# [WHAT THE EXERCISE ASKS]
If an entry holds a picture, leave the picture out and copy the rest exactly.

# [RECORD EXCERPTS]

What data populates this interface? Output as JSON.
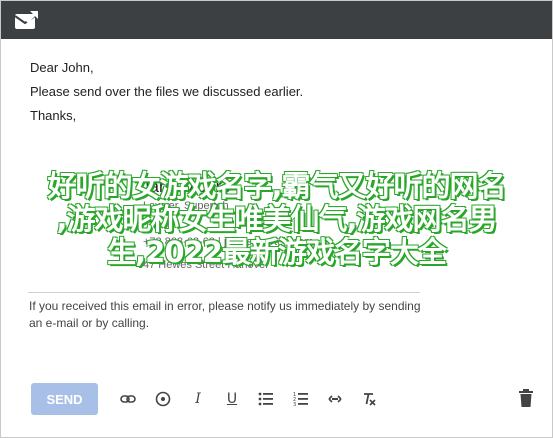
{
  "message": {
    "greeting": "Dear John,",
    "line1": "Please send over the files we discussed earlier.",
    "closing": "Thanks,"
  },
  "signature": {
    "name": "Jane Moore",
    "title": "Lawyer, Superteh",
    "phone": "+78 888-68-68 | jm@superteh.com",
    "address": "47 Hewes Street Hanover"
  },
  "disclaimer": "If you received this email in error, please notify us immediately by sending an e-mail or by calling.",
  "overlay": {
    "line1": "好听的女游戏名字,霸气又好听的网名",
    "line2": ",游戏昵称女生唯美仙气,游戏网名男",
    "line3": "生,2022最新游戏名字大全"
  },
  "toolbar": {
    "send_label": "SEND",
    "icons": [
      "link-icon",
      "image-icon",
      "italic-icon",
      "underline-icon",
      "bullet-list-icon",
      "numbered-list-icon",
      "code-icon",
      "clear-format-icon",
      "trash-icon"
    ]
  },
  "colors": {
    "titlebar": "#3c4043",
    "send_button": "#a8c0e8",
    "overlay_shadow": "#2aa62a"
  }
}
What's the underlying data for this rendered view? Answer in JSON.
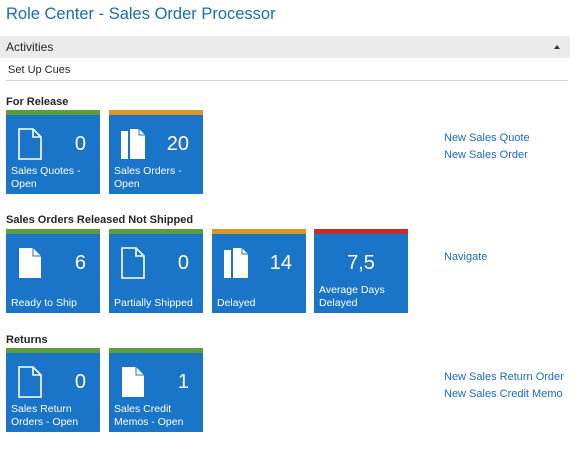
{
  "title": "Role Center - Sales Order Processor",
  "activities": {
    "label": "Activities",
    "setup_cues": "Set Up Cues"
  },
  "colors": {
    "green": "#5a9e3e",
    "orange": "#d9962b",
    "red": "#c0302b",
    "tile": "#1a74c7",
    "link": "#1c6cb4"
  },
  "groups": [
    {
      "title": "For Release",
      "tiles": [
        {
          "value": "0",
          "label": "Sales Quotes - Open",
          "icon": "document-icon",
          "status": "green"
        },
        {
          "value": "20",
          "label": "Sales Orders - Open",
          "icon": "documents-stack-icon",
          "status": "orange"
        }
      ],
      "actions": [
        "New Sales Quote",
        "New Sales Order"
      ]
    },
    {
      "title": "Sales Orders Released Not Shipped",
      "tiles": [
        {
          "value": "6",
          "label": "Ready to Ship",
          "icon": "document-filled-icon",
          "status": "green"
        },
        {
          "value": "0",
          "label": "Partially Shipped",
          "icon": "document-icon",
          "status": "green"
        },
        {
          "value": "14",
          "label": "Delayed",
          "icon": "documents-stack-icon",
          "status": "orange"
        },
        {
          "value": "7,5",
          "label": "Average Days Delayed",
          "icon": "",
          "status": "red"
        }
      ],
      "actions": [
        "Navigate"
      ]
    },
    {
      "title": "Returns",
      "tiles": [
        {
          "value": "0",
          "label": "Sales Return Orders - Open",
          "icon": "document-icon",
          "status": "green"
        },
        {
          "value": "1",
          "label": "Sales Credit Memos - Open",
          "icon": "document-filled-icon",
          "status": "green"
        }
      ],
      "actions": [
        "New Sales Return Order",
        "New Sales Credit Memo"
      ]
    }
  ]
}
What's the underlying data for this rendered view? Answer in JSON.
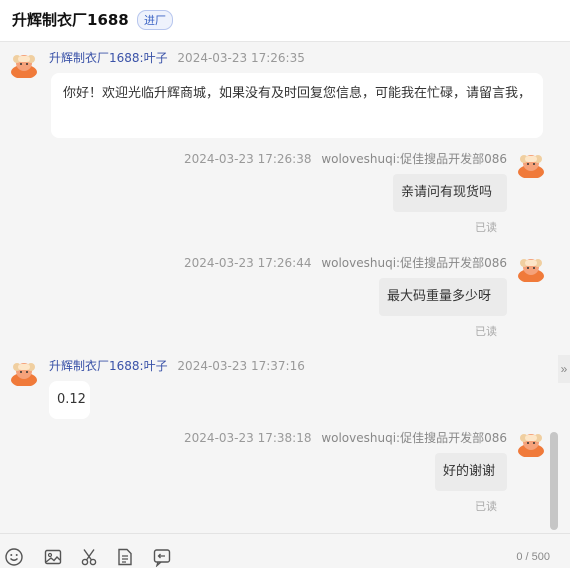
{
  "header": {
    "title": "升辉制衣厂1688",
    "badge": "进厂"
  },
  "messages": [
    {
      "side": "left",
      "name": "升辉制衣厂1688:叶子",
      "time": "2024-03-23 17:26:35",
      "text": "你好！欢迎光临升辉商城，如果没有及时回复您信息，可能我在忙碌，请留言我，",
      "read": ""
    },
    {
      "side": "right",
      "name": "woloveshuqi:促佳搜品开发部086",
      "time": "2024-03-23 17:26:38",
      "text": "亲请问有现货吗",
      "read": "已读"
    },
    {
      "side": "right",
      "name": "woloveshuqi:促佳搜品开发部086",
      "time": "2024-03-23 17:26:44",
      "text": "最大码重量多少呀",
      "read": "已读"
    },
    {
      "side": "left",
      "name": "升辉制衣厂1688:叶子",
      "time": "2024-03-23 17:37:16",
      "text": "0.12",
      "read": ""
    },
    {
      "side": "right",
      "name": "woloveshuqi:促佳搜品开发部086",
      "time": "2024-03-23 17:38:18",
      "text": "好的谢谢",
      "read": "已读"
    }
  ],
  "input": {
    "counter": "0 / 500"
  },
  "toolbar": {
    "icons": [
      "emoji-icon",
      "image-icon",
      "scissors-icon",
      "document-icon",
      "chat-history-icon"
    ]
  },
  "expand_label": "»"
}
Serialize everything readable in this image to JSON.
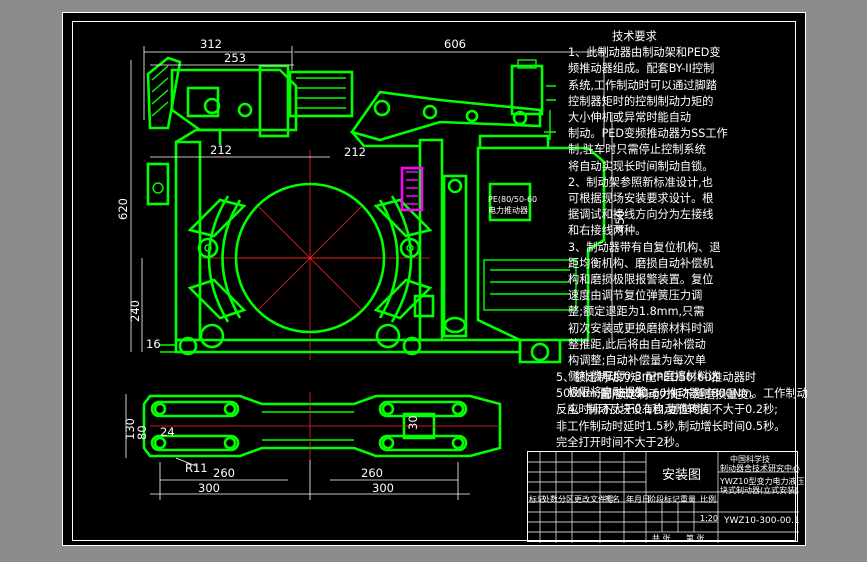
{
  "drawing": {
    "dimensions": [
      "312",
      "253",
      "606",
      "212",
      "212",
      "620",
      "450",
      "240",
      "16",
      "130",
      "80",
      "24",
      "30",
      "R11",
      "260",
      "260",
      "300",
      "300"
    ],
    "component_label": [
      "PE(80/50-60",
      "电力推动器"
    ]
  },
  "notes": {
    "title": "技术要求",
    "lines": [
      "1、此制动器由制动架和PED变",
      "频推动器组成。配套BY-II控制",
      "系统,工作制动时可以通过脚踏",
      "控制器矩时的控制制动力矩的",
      "大小伸机或异常时能自动",
      "制动。PED变频推动器为SS工作",
      "制,驻车时只需停止控制系统",
      "将自动实现长时间制动自锁。",
      "2、制动架参照新标准设计,也",
      "可根据现场安装要求设计。根",
      "据调试和接线方向分为左接线",
      "和右接线两种。",
      "3、制动器带有自复位机构、退",
      "距均衡机构、磨损自动补偿机",
      "构和磨损极限报警装置。复位",
      "速度由调节复位弹簧压力调",
      "整;额定退距为1.8mm,只需",
      "初次安装或更换磨擦材料时调",
      "整推距,此后将由自动补偿动",
      "构调整;自动补偿量为每次单",
      "侧补偿厚度0.3mm磨擦材料达",
      "极限将自动报警。",
      "4、制动瓦块设有自动随转装"
    ],
    "overlap_line": "置,额定制动力矩不随磨损量变。",
    "section5": [
      "5、额定制动力矩:配PED50-60推动器时",
      "500Nm;配PED80-60推动器时800Nm。工作制动",
      "反应时间不大于0.1秒,复位时间不大于0.2秒;",
      "非工作制动时延时1.5秒,制动增长时间0.5秒。",
      "完全打开时间不大于2秒。"
    ]
  },
  "title_block": {
    "school": "中国科学技",
    "institute": "制动器舍技术研究中心",
    "drawing_name": "安装图",
    "product_1": "YWZ10型变力电力液压",
    "product_2": "块式制动器(立式安装)",
    "scale": "1:20",
    "drawing_no": "YWZ10-300-00.1",
    "col_headers": [
      "标记",
      "处数",
      "分区",
      "更改文件号",
      "签名",
      "年月日"
    ],
    "stage_labels": [
      "阶段标记",
      "重量",
      "比例"
    ],
    "footer": [
      "共 张",
      "第 张"
    ]
  },
  "colors": {
    "sheet_background": "#000000",
    "outer_background": "#8c8c8c",
    "linework": "#00ff00",
    "dimension": "#ffffff",
    "centerline": "#ff2020",
    "highlight": "#ff00ff"
  }
}
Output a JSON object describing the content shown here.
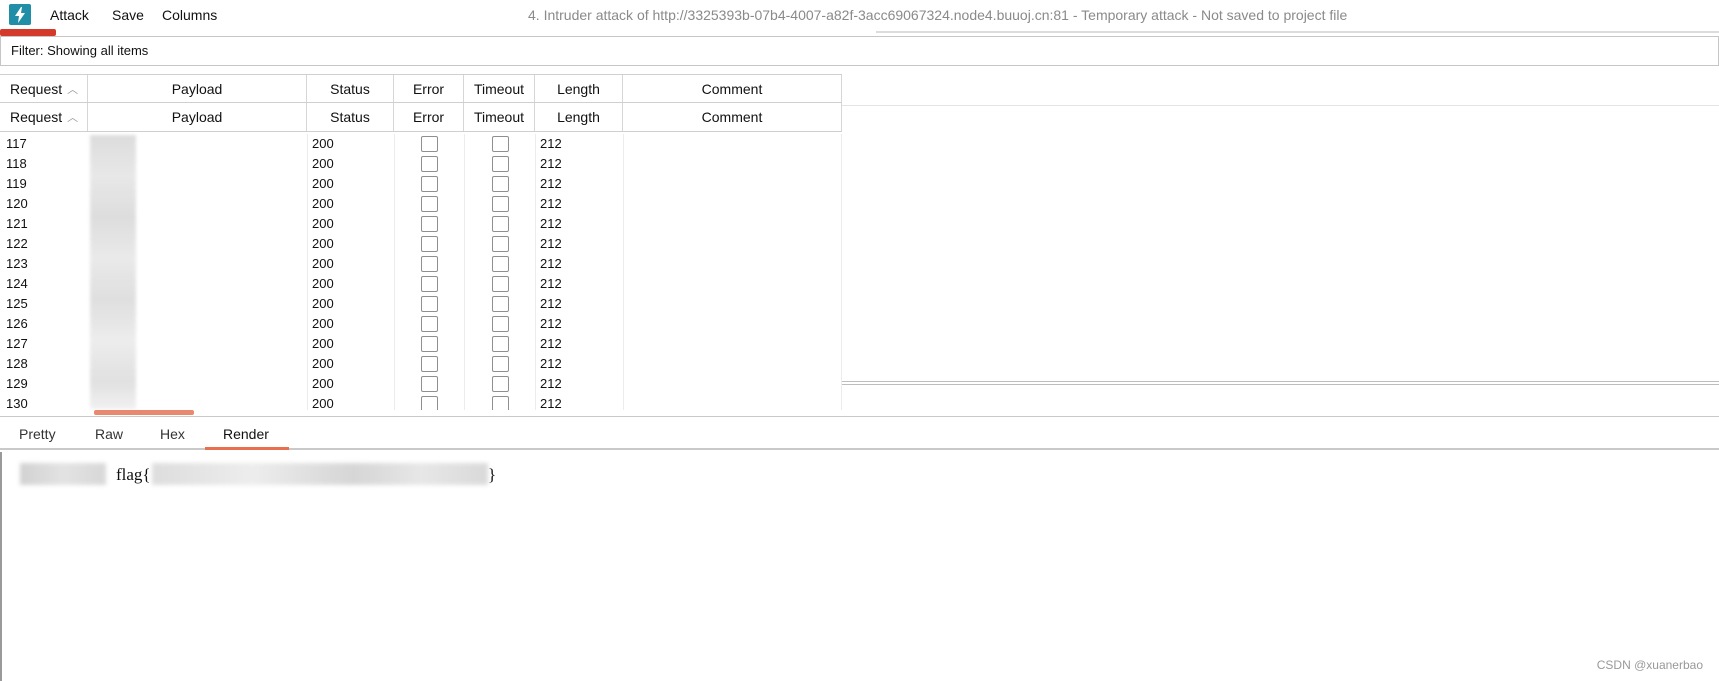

# [TASK ANSWER]
What data populates this interface? Output as JSON.
{
  "message": {
    "greeting": "Dear John,",
    "line1": "Please send over the files we discussed earlier.",
    "closing": "Thanks,"
  },
  "signature": {
    "name": "Jane Moore",
    "title": "Lawyer, Superteh",
    "phone": "+78 888-68-68 | jm@superteh.com",
    "address": "47 Hewes Street Hanover"
  },
  "disclaimer": "If you received this email in error, please notify us immediately by sending an e-mail or by calling.",
  "overlay": {
    "line1": "好听的女游戏名字,霸气又好听的网名",
    "line2": ",游戏昵称女生唯美仙气,游戏网名男",
    "line3": "生,2022最新游戏名字大全"
  },
  "toolbar": {
    "send_label": "SEND",
    "icons": [
      "link-icon",
      "image-icon",
      "italic-icon",
      "underline-icon",
      "bullet-list-icon",
      "numbered-list-icon",
      "code-icon",
      "clear-format-icon",
      "trash-icon"
    ]
  },
  "colors": {
    "titlebar": "#3c4043",
    "send_button": "#a8c0e8",
    "overlay_shadow": "#2aa62a"
  }
}
What's the underlying data for this rendered view? Answer in JSON.
{
  "title": "Role Center - Sales Order Processor",
  "activities": {
    "label": "Activities",
    "setup_cues": "Set Up Cues"
  },
  "colors": {
    "green": "#5a9e3e",
    "orange": "#d9962b",
    "red": "#c0302b",
    "tile": "#1a74c7",
    "link": "#1c6cb4"
  },
  "groups": [
    {
      "title": "For Release",
      "tiles": [
        {
          "value": "0",
          "label": "Sales Quotes - Open",
          "icon": "document-icon",
          "status": "green"
        },
        {
          "value": "20",
          "label": "Sales Orders - Open",
          "icon": "documents-stack-icon",
          "status": "orange"
        }
      ],
      "actions": [
        "New Sales Quote",
        "New Sales Order"
      ]
    },
    {
      "title": "Sales Orders Released Not Shipped",
      "tiles": [
        {
          "value": "6",
          "label": "Ready to Ship",
          "icon": "document-filled-icon",
          "status": "green"
        },
        {
          "value": "0",
          "label": "Partially Shipped",
          "icon": "document-icon",
          "status": "green"
        },
        {
          "value": "14",
          "label": "Delayed",
          "icon": "documents-stack-icon",
          "status": "orange"
        },
        {
          "value": "7,5",
          "label": "Average Days Delayed",
          "icon": "",
          "status": "red"
        }
      ],
      "actions": [
        "Navigate"
      ]
    },
    {
      "title": "Returns",
      "tiles": [
        {
          "value": "0",
          "label": "Sales Return Orders - Open",
          "icon": "document-icon",
          "status": "green"
        },
        {
          "value": "1",
          "label": "Sales Credit Memos - Open",
          "icon": "document-filled-icon",
          "status": "green"
        }
      ],
      "actions": [
        "New Sales Return Order",
        "New Sales Credit Memo"
      ]
    }
  ]
}
What's the underlying data for this rendered view? Answer in JSON.
{
  "header": {
    "title": "升辉制衣厂1688",
    "badge": "进厂"
  },
  "messages": [
    {
      "side": "left",
      "name": "升辉制衣厂1688:叶子",
      "time": "2024-03-23 17:26:35",
      "text": "你好！欢迎光临升辉商城，如果没有及时回复您信息，可能我在忙碌，请留言我，",
      "read": ""
    },
    {
      "side": "right",
      "name": "woloveshuqi:促佳搜品开发部086",
      "time": "2024-03-23 17:26:38",
      "text": "亲请问有现货吗",
      "read": "已读"
    },
    {
      "side": "right",
      "name": "woloveshuqi:促佳搜品开发部086",
      "time": "2024-03-23 17:26:44",
      "text": "最大码重量多少呀",
      "read": "已读"
    },
    {
      "side": "left",
      "name": "升辉制衣厂1688:叶子",
      "time": "2024-03-23 17:37:16",
      "text": "0.12",
      "read": ""
    },
    {
      "side": "right",
      "name": "woloveshuqi:促佳搜品开发部086",
      "time": "2024-03-23 17:38:18",
      "text": "好的谢谢",
      "read": "已读"
    }
  ],
  "input": {
    "counter": "0 / 500"
  },
  "toolbar": {
    "icons": [
      "emoji-icon",
      "image-icon",
      "scissors-icon",
      "document-icon",
      "chat-history-icon"
    ]
  },
  "expand_label": "»"
}
Serialize everything readable in this image to JSON.
{
  "drawing": {
    "dimensions": [
      "312",
      "253",
      "606",
      "212",
      "212",
      "620",
      "450",
      "240",
      "16",
      "130",
      "80",
      "24",
      "30",
      "R11",
      "260",
      "260",
      "300",
      "300"
    ],
    "component_label": [
      "PE(80/50-60",
      "电力推动器"
    ]
  },
  "notes": {
    "title": "技术要求",
    "lines": [
      "1、此制动器由制动架和PED变",
      "频推动器组成。配套BY-II控制",
      "系统,工作制动时可以通过脚踏",
      "控制器矩时的控制制动力矩的",
      "大小伸机或异常时能自动",
      "制动。PED变频推动器为SS工作",
      "制,驻车时只需停止控制系统",
      "将自动实现长时间制动自锁。",
      "2、制动架参照新标准设计,也",
      "可根据现场安装要求设计。根",
      "据调试和接线方向分为左接线",
      "和右接线两种。",
      "3、制动器带有自复位机构、退",
      "距均衡机构、磨损自动补偿机",
      "构和磨损极限报警装置。复位",
      "速度由调节复位弹簧压力调",
      "整;额定退距为1.8mm,只需",
      "初次安装或更换磨擦材料时调",
      "整推距,此后将由自动补偿动",
      "构调整;自动补偿量为每次单",
      "侧补偿厚度0.3mm磨擦材料达",
      "极限将自动报警。",
      "4、制动瓦块设有自动随转装"
    ],
    "overlap_line": "置,额定制动力矩不随磨损量变。",
    "section5": [
      "5、额定制动力矩:配PED50-60推动器时",
      "500Nm;配PED80-60推动器时800Nm。工作制动",
      "反应时间不大于0.1秒,复位时间不大于0.2秒;",
      "非工作制动时延时1.5秒,制动增长时间0.5秒。",
      "完全打开时间不大于2秒。"
    ]
  },
  "title_block": {
    "school": "中国科学技",
    "institute": "制动器舍技术研究中心",
    "drawing_name": "安装图",
    "product_1": "YWZ10型变力电力液压",
    "product_2": "块式制动器(立式安装)",
    "scale": "1:20",
    "drawing_no": "YWZ10-300-00.1",
    "col_headers": [
      "标记",
      "处数",
      "分区",
      "更改文件号",
      "签名",
      "年月日"
    ],
    "stage_labels": [
      "阶段标记",
      "重量",
      "比例"
    ],
    "footer": [
      "共 张",
      "第 张"
    ]
  },
  "colors": {
    "sheet_background": "#000000",
    "outer_background": "#8c8c8c",
    "linework": "#00ff00",
    "dimension": "#ffffff",
    "centerline": "#ff2020",
    "highlight": "#ff00ff"
  }
}
Output a JSON object describing the content shown here.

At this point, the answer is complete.